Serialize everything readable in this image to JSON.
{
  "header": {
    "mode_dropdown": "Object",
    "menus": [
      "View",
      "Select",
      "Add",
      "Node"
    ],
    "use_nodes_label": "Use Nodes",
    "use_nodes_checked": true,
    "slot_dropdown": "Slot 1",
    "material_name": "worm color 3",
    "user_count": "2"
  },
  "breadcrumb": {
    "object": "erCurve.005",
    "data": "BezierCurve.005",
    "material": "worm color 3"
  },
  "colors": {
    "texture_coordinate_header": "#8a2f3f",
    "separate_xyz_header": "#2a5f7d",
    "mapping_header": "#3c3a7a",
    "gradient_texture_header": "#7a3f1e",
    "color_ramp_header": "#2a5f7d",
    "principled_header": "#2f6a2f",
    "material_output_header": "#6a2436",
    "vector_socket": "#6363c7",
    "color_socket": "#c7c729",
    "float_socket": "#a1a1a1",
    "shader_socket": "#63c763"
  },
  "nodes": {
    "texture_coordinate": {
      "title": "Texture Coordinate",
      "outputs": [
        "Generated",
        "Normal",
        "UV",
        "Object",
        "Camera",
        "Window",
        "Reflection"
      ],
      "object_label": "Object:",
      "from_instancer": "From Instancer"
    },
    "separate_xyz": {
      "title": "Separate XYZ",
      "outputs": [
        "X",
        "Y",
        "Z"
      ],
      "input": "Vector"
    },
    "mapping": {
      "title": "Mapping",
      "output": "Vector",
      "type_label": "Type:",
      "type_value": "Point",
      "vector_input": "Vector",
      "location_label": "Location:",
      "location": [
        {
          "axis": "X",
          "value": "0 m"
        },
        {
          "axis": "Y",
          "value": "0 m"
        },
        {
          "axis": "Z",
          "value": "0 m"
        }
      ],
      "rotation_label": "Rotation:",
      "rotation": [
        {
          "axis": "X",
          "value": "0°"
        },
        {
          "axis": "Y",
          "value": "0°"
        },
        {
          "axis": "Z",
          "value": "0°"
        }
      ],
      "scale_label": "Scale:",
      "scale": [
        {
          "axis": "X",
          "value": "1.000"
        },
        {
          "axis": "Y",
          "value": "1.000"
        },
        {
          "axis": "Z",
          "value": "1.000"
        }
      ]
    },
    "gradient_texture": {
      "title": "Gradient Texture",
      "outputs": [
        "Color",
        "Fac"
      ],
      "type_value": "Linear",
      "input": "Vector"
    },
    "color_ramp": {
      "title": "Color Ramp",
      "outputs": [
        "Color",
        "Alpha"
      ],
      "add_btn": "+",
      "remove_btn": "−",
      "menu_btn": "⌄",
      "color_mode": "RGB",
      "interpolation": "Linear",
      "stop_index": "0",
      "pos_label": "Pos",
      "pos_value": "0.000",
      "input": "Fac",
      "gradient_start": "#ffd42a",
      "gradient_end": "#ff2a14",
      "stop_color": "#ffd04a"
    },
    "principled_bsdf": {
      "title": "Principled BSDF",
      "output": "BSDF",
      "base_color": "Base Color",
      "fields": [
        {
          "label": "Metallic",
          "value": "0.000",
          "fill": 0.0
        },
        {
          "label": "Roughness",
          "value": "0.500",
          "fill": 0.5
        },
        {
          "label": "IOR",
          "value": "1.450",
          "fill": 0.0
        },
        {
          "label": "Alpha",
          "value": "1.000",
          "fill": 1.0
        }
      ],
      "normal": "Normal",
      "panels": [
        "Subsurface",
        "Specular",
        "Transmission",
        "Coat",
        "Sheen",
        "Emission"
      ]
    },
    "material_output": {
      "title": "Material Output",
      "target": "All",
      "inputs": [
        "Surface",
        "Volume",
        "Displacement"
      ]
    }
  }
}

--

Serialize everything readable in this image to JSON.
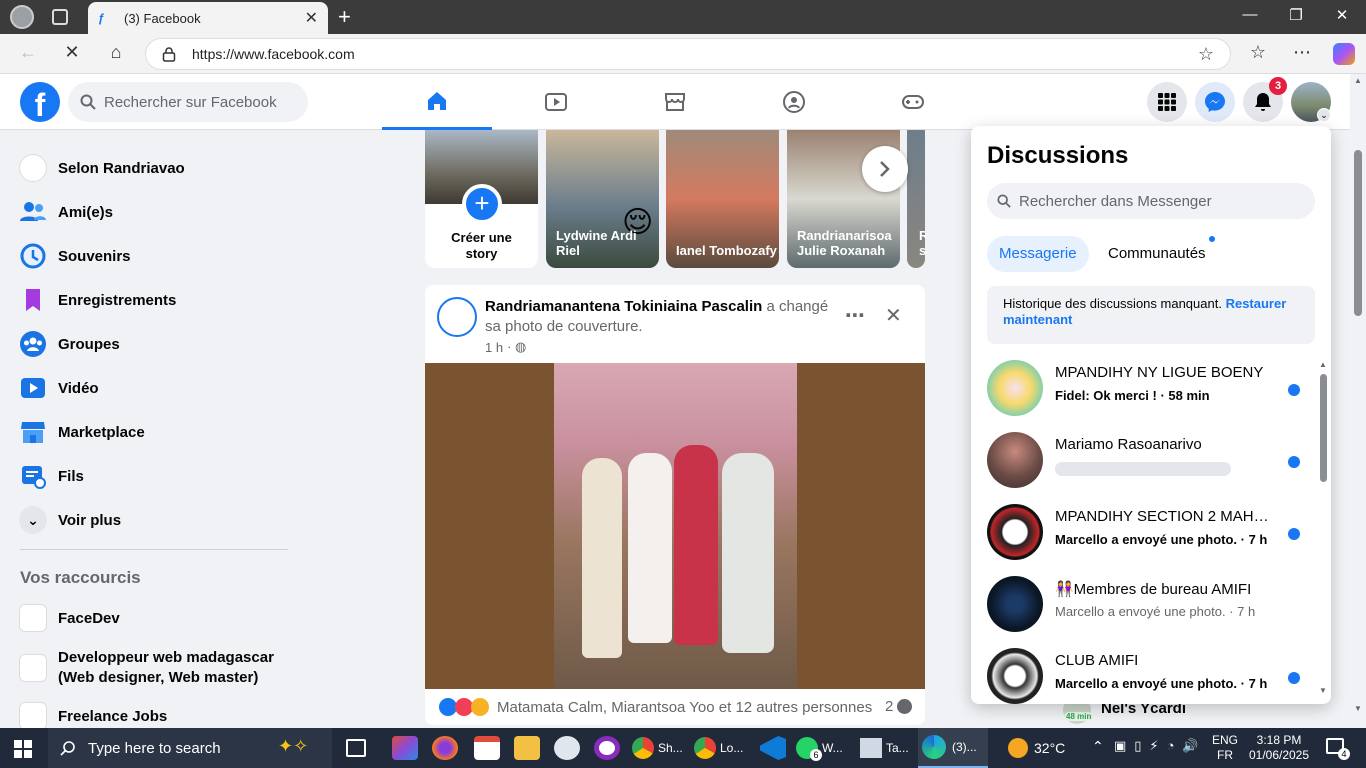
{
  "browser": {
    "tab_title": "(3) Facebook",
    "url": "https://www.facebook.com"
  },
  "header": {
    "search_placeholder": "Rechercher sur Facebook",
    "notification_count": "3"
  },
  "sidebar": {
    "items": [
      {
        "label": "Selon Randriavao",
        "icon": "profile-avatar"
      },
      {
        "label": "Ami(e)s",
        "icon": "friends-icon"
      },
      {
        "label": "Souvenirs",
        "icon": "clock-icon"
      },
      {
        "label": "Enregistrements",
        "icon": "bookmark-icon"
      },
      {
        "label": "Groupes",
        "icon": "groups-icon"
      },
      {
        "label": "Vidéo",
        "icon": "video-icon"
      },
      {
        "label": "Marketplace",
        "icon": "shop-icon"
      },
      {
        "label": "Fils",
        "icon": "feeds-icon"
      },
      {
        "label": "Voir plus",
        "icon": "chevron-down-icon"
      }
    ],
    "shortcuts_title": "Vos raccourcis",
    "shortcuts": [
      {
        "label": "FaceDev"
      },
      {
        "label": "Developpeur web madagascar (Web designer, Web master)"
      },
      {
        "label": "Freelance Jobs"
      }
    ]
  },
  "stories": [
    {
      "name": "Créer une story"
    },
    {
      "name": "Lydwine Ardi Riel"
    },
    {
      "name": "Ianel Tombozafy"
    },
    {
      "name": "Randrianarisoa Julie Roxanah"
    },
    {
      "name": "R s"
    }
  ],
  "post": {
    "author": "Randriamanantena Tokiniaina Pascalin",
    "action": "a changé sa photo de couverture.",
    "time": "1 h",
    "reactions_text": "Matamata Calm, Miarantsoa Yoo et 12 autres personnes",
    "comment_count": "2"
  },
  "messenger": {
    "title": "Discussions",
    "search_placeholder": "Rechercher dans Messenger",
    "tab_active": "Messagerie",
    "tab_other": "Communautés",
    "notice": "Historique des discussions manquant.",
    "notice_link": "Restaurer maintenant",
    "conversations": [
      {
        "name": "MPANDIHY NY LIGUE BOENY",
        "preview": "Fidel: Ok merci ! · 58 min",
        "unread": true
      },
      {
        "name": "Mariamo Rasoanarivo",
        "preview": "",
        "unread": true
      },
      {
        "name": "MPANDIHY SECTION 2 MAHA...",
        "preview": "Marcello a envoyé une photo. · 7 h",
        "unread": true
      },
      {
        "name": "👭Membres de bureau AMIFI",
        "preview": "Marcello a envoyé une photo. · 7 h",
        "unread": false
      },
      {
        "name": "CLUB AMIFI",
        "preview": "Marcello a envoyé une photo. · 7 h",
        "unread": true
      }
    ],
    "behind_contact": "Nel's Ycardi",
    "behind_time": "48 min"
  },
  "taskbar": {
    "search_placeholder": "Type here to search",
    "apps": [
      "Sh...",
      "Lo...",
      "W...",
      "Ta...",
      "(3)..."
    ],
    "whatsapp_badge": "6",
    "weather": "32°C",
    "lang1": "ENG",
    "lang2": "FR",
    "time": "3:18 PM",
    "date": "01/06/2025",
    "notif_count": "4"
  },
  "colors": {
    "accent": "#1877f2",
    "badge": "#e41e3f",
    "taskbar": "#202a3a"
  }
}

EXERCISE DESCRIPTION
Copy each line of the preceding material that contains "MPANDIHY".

RESPONSE BELOW
        "name": "MPANDIHY NY LIGUE BOENY",
        "name": "MPANDIHY SECTION 2 MAHA...",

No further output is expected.